February 2, 2016
We first heard of the amazing Doug Tumminello back in November 2015. We wanted to share his story while he was on his expedition, but life happens and we had to delay sharing his story. As of January 2016, Doug has completed his journey and has since returned home. Here is his story, as it first began.
The/Studio: Introduce yourself. Tell our readers a little bit about who you are!
Doug: My name is Doug Tumminello, and I live in Steamboat Springs, Colorado. I graduated from the United States Military Academy (West Point) in 1987 and then served on active duty in the U.S. Army as an infantry officer at Fort Carson, Colorado. Already an avid skier, I began rock and ice climbing in the Colorado mountains.
I graduated from the University of Denver College of Law in 1996. Since that time, I’ve been a practicing attorney.
The/Studio: You have accomplished so much. That’s very impressive! What is the story behind your product?
Doug: I’m on my way to Antarctica to attempt to ski from the coast at Hercules Inlet to the South Pole, a distance of about 750 miles. I’ll wear the custom expedition patch on my parka.

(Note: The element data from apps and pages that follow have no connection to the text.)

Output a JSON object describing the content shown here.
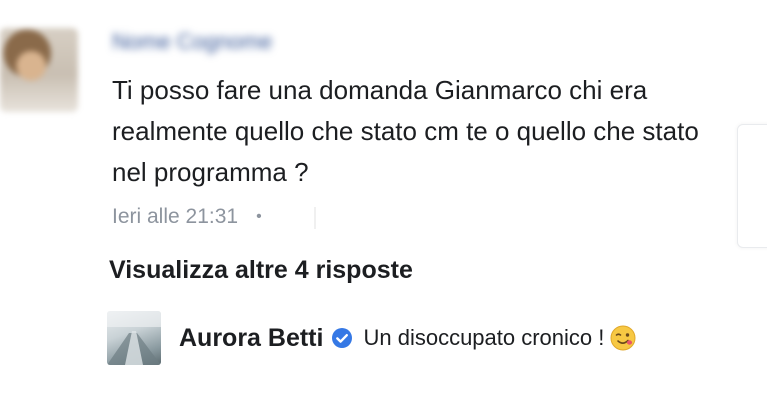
{
  "comment": {
    "author": "Nome Cognome",
    "text": "Ti posso fare una domanda Gianmarco chi era realmente quello che stato cm te o quello che stato nel programma ?",
    "timestamp": "Ieri alle 21:31",
    "separator": "•"
  },
  "more_replies": {
    "label": "Visualizza altre 4 risposte"
  },
  "reply": {
    "author": "Aurora Betti",
    "verified": true,
    "text": "Un disoccupato cronico !",
    "emoji": "wink-emoji-icon"
  },
  "colors": {
    "text": "#1c1e21",
    "secondary_text": "#8d949e",
    "verified_blue": "#3578e5",
    "emoji_yellow": "#f7c843"
  }
}
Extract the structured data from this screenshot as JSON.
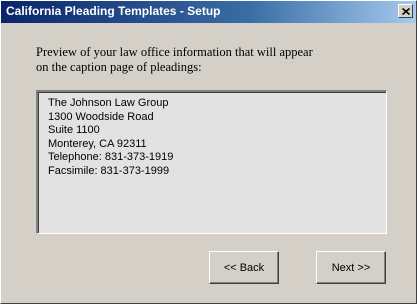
{
  "window": {
    "title": "California Pleading Templates - Setup"
  },
  "intro": {
    "line1": "Preview of your law office information that will appear",
    "line2": "on the caption page of pleadings:"
  },
  "preview": {
    "lines": [
      "The Johnson Law Group",
      "1300 Woodside Road",
      "Suite 1100",
      "Monterey, CA 92311",
      "Telephone: 831-373-1919",
      "Facsimile: 831-373-1999"
    ]
  },
  "buttons": {
    "back_label": "<< Back",
    "next_label": "Next >>"
  }
}
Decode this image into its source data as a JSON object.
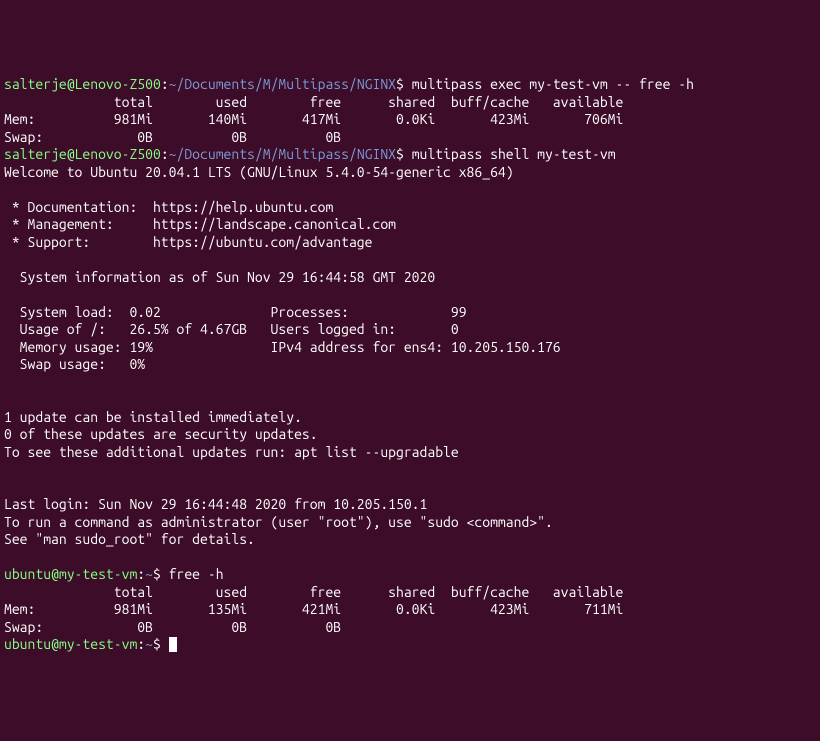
{
  "line1_prompt_user": "salterje@Lenovo-Z500",
  "line1_prompt_colon": ":",
  "line1_prompt_path": "~/Documents/M/Multipass/NGINX",
  "line1_prompt_dollar": "$ ",
  "line1_command": "multipass exec my-test-vm -- free -h",
  "free1_header": "              total        used        free      shared  buff/cache   available",
  "free1_mem": "Mem:          981Mi       140Mi       417Mi       0.0Ki       423Mi       706Mi",
  "free1_swap": "Swap:            0B          0B          0B",
  "line2_prompt_user": "salterje@Lenovo-Z500",
  "line2_prompt_colon": ":",
  "line2_prompt_path": "~/Documents/M/Multipass/NGINX",
  "line2_prompt_dollar": "$ ",
  "line2_command": "multipass shell my-test-vm",
  "welcome": "Welcome to Ubuntu 20.04.1 LTS (GNU/Linux 5.4.0-54-generic x86_64)",
  "blank": "",
  "doc_line": " * Documentation:  https://help.ubuntu.com",
  "mgmt_line": " * Management:     https://landscape.canonical.com",
  "support_line": " * Support:        https://ubuntu.com/advantage",
  "sysinfo_header": "  System information as of Sun Nov 29 16:44:58 GMT 2020",
  "sysinfo_l1": "  System load:  0.02              Processes:             99",
  "sysinfo_l2": "  Usage of /:   26.5% of 4.67GB   Users logged in:       0",
  "sysinfo_l3": "  Memory usage: 19%               IPv4 address for ens4: 10.205.150.176",
  "sysinfo_l4": "  Swap usage:   0%",
  "update_l1": "1 update can be installed immediately.",
  "update_l2": "0 of these updates are security updates.",
  "update_l3": "To see these additional updates run: apt list --upgradable",
  "lastlogin": "Last login: Sun Nov 29 16:44:48 2020 from 10.205.150.1",
  "sudo_l1": "To run a command as administrator (user \"root\"), use \"sudo <command>\".",
  "sudo_l2": "See \"man sudo_root\" for details.",
  "vm_prompt_user": "ubuntu@my-test-vm",
  "vm_prompt_colon": ":",
  "vm_prompt_path": "~",
  "vm_prompt_dollar": "$ ",
  "vm_command1": "free -h",
  "free2_header": "              total        used        free      shared  buff/cache   available",
  "free2_mem": "Mem:          981Mi       135Mi       421Mi       0.0Ki       423Mi       711Mi",
  "free2_swap": "Swap:            0B          0B          0B"
}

The/Studio: That sounds like quite the adventure. What made you decide to take this trip?
Doug: I’ve been interested in polar exploration and adventure since I was a small child, when I read about British explorer Ernest Shackleton’s expedition to, and escape from, Antarctica.
The/Studio: Is anyone going with you?

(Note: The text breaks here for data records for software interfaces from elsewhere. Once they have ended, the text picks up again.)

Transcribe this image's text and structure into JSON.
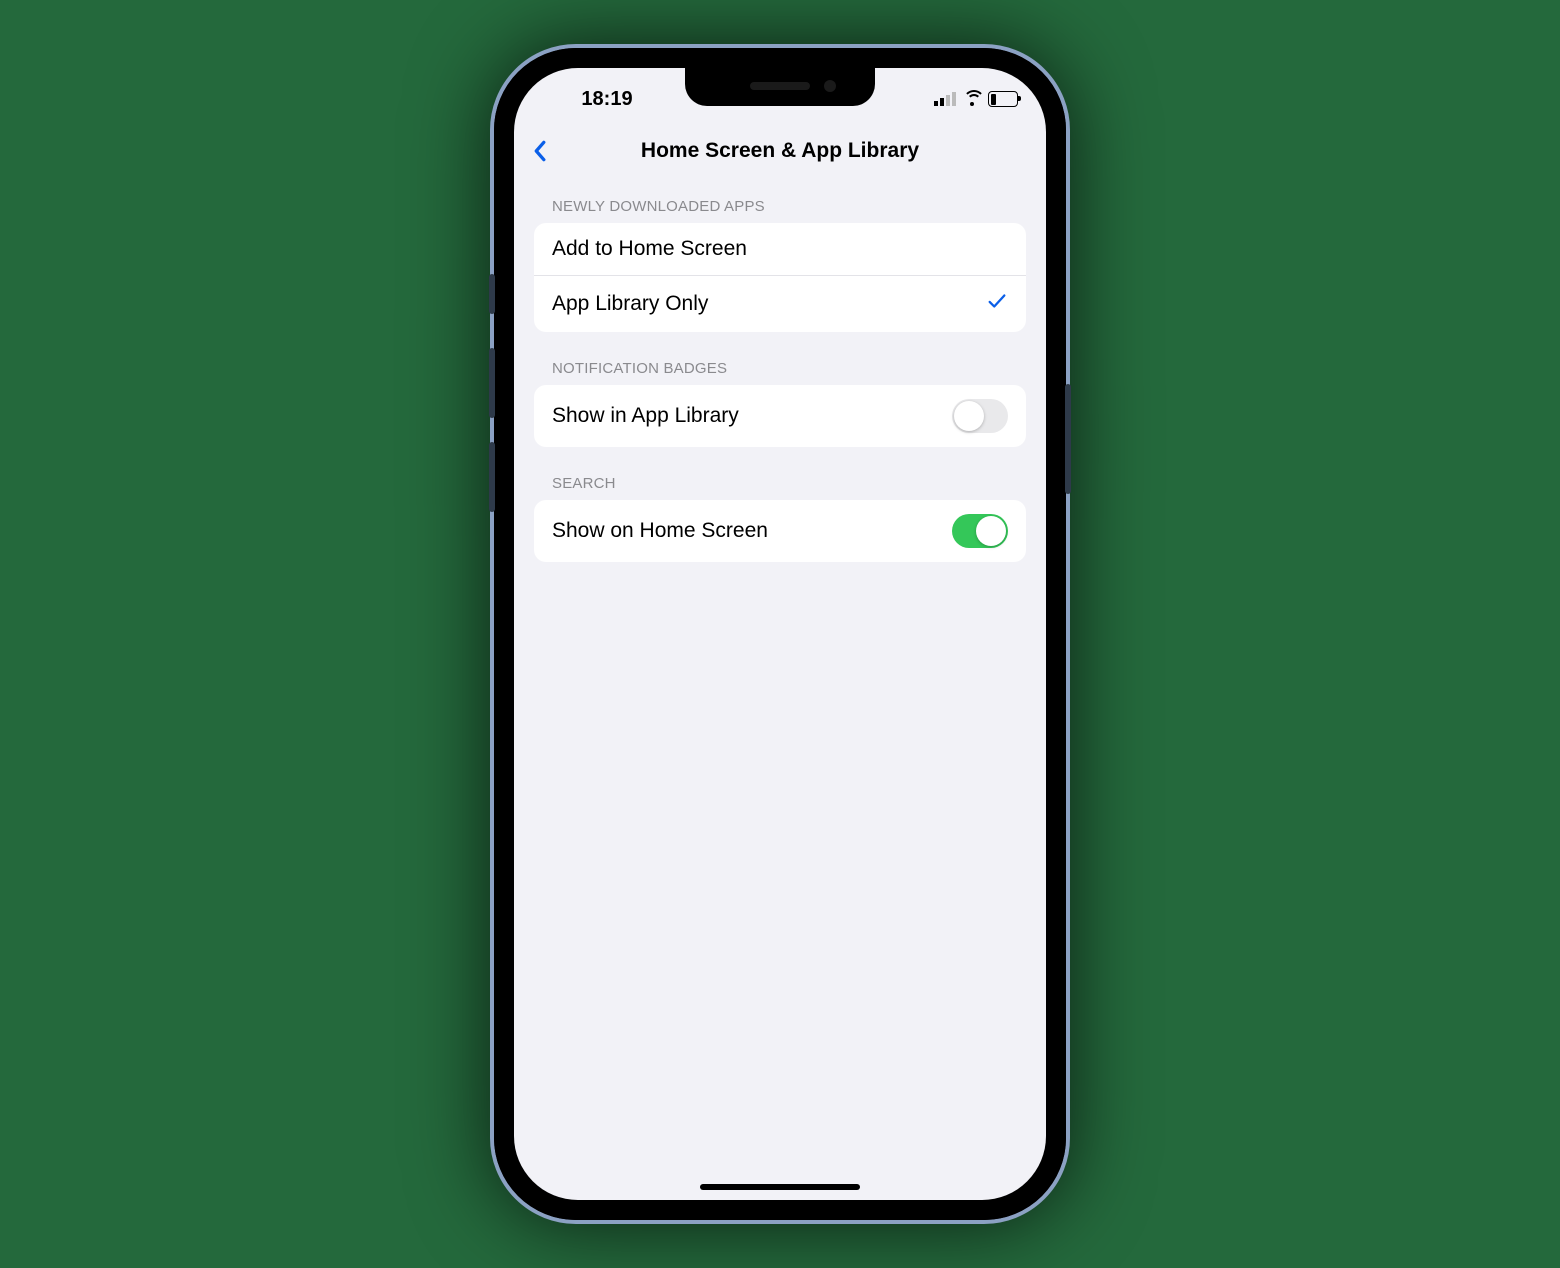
{
  "statusbar": {
    "time": "18:19"
  },
  "nav": {
    "title": "Home Screen & App Library"
  },
  "sections": {
    "newly_downloaded": {
      "header": "NEWLY DOWNLOADED APPS",
      "option_add": "Add to Home Screen",
      "option_library": "App Library Only",
      "selected": "library"
    },
    "notification_badges": {
      "header": "NOTIFICATION BADGES",
      "show_in_library_label": "Show in App Library",
      "show_in_library_on": false
    },
    "search": {
      "header": "SEARCH",
      "show_on_home_label": "Show on Home Screen",
      "show_on_home_on": true
    }
  }
}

Doug: No, I’ll be solo, unsupported and unassisted. I’ll be carrying all of my supplies in a sled that will start out weighing about 200 lbs. Once I reach the South Pole I’ll have a plane pick me up to return to Chile.

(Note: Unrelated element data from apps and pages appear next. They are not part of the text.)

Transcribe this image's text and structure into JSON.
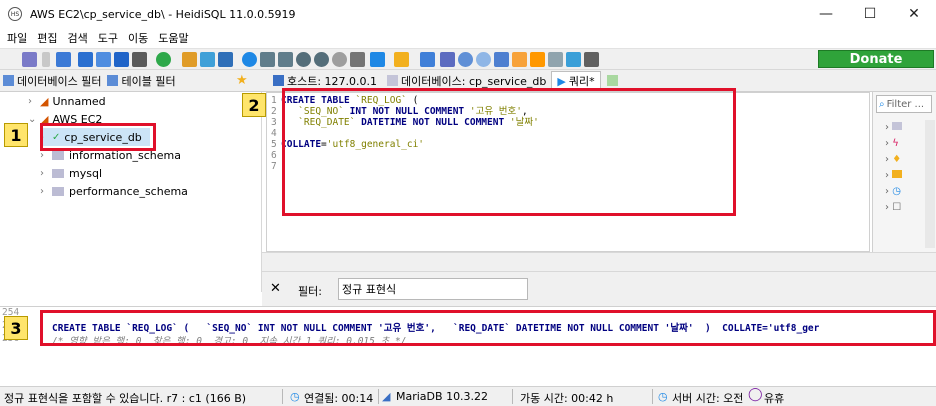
{
  "window": {
    "title": "AWS EC2\\cp_service_db\\ - HeidiSQL 11.0.0.5919",
    "app_icon": "HS",
    "minimize": "—",
    "maximize": "☐",
    "close": "✕"
  },
  "menu": [
    "파일",
    "편집",
    "검색",
    "도구",
    "이동",
    "도움말"
  ],
  "toolbar": {
    "donate_label": "Donate"
  },
  "left_tabs": {
    "db_filter": "데이터베이스 필터",
    "table_filter": "테이블 필터"
  },
  "right_tabs": {
    "host": "호스트: 127.0.0.1",
    "database": "데이터베이스: cp_service_db",
    "query": "쿼리*"
  },
  "tree": {
    "unnamed": "Unnamed",
    "aws": "AWS EC2",
    "dbs": [
      "cp_service_db",
      "information_schema",
      "mysql",
      "performance_schema"
    ]
  },
  "editor": {
    "lines": [
      {
        "n": "1",
        "t": "CREATE TABLE `REQ_LOG` ("
      },
      {
        "n": "2",
        "t": "   `SEQ_NO` INT NOT NULL COMMENT '고유 번호',"
      },
      {
        "n": "3",
        "t": "   `REQ_DATE` DATETIME NOT NULL COMMENT '날짜'"
      },
      {
        "n": "4",
        "t": ")"
      },
      {
        "n": "5",
        "t": "COLLATE='utf8_general_ci'"
      },
      {
        "n": "6",
        "t": ";"
      },
      {
        "n": "7",
        "t": ""
      }
    ]
  },
  "filter_panel": {
    "placeholder": "Filter ..."
  },
  "filter_row": {
    "close": "✕",
    "label": "필터:",
    "value": "정규 표현식"
  },
  "log": {
    "line_numbers": [
      "254",
      "255",
      "256"
    ],
    "line1": "CREATE TABLE `REQ_LOG` (   `SEQ_NO` INT NOT NULL COMMENT '고유 번호',   `REQ_DATE` DATETIME NOT NULL COMMENT '날짜'  )  COLLATE='utf8_ger",
    "line2": "/* 영향 받은 행: 0  찾은 행: 0  경고: 0  지속 시간 1 쿼리: 0.015 초 */"
  },
  "status": {
    "msg": "정규 표현식을 포함할 수 있습니다. r7 : c1 (166 B)",
    "connected": "연결됨: 00:14",
    "server": "MariaDB 10.3.22",
    "uptime": "가동 시간: 00:42 h",
    "server_time": "서버 시간: 오전",
    "idle": "유휴"
  },
  "badges": [
    "1",
    "2",
    "3"
  ],
  "colors": {
    "highlight_red": "#e0102a",
    "badge_yellow": "#ffe56b",
    "donate_green": "#2fa33a",
    "keyword_navy": "#000080",
    "string_olive": "#808000"
  }
}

The/Studio: That’s very brave, but exciting! How long is it expected to take?
Doug: I expect the ski to take 40-45 days. I’m taking supplies for 50 days.
The/Studio: Do you have any other excursions or trips planned after this one?
Doug: One at a time!
The/Studio: Hahaha…Any advice for someone who is interested in a trip like this?
Doug: Go for it! Undertake the proper training and gain the necessary experience, but if you want to do it, do it!
The/Studio: What type of legacy do you want to leave?
Doug: The risk of failure isn’t something that stops me and that fear of that risk does stop a lot of people. I’m not just talking about climbing mountains or whatever, the risk of failure just stops people in their tracks. I really do hope I demonstrate that you shouldn’t let that stop you—it’s just part of the deal. We learn through those failings.
When people go on expeditions really what they’re looking for is that sense of adventure and often in not making it to the top is where the real adventure happens. You really do get what you’re looking for so to speak, if you know what you’re looking for.
For more information on Doug’s expedition and to track his progress, visit www.southpolesolo.com
Thank you, Doug, for sharing your incredible adventure with us and most importantly for inspiring us. Welcome back!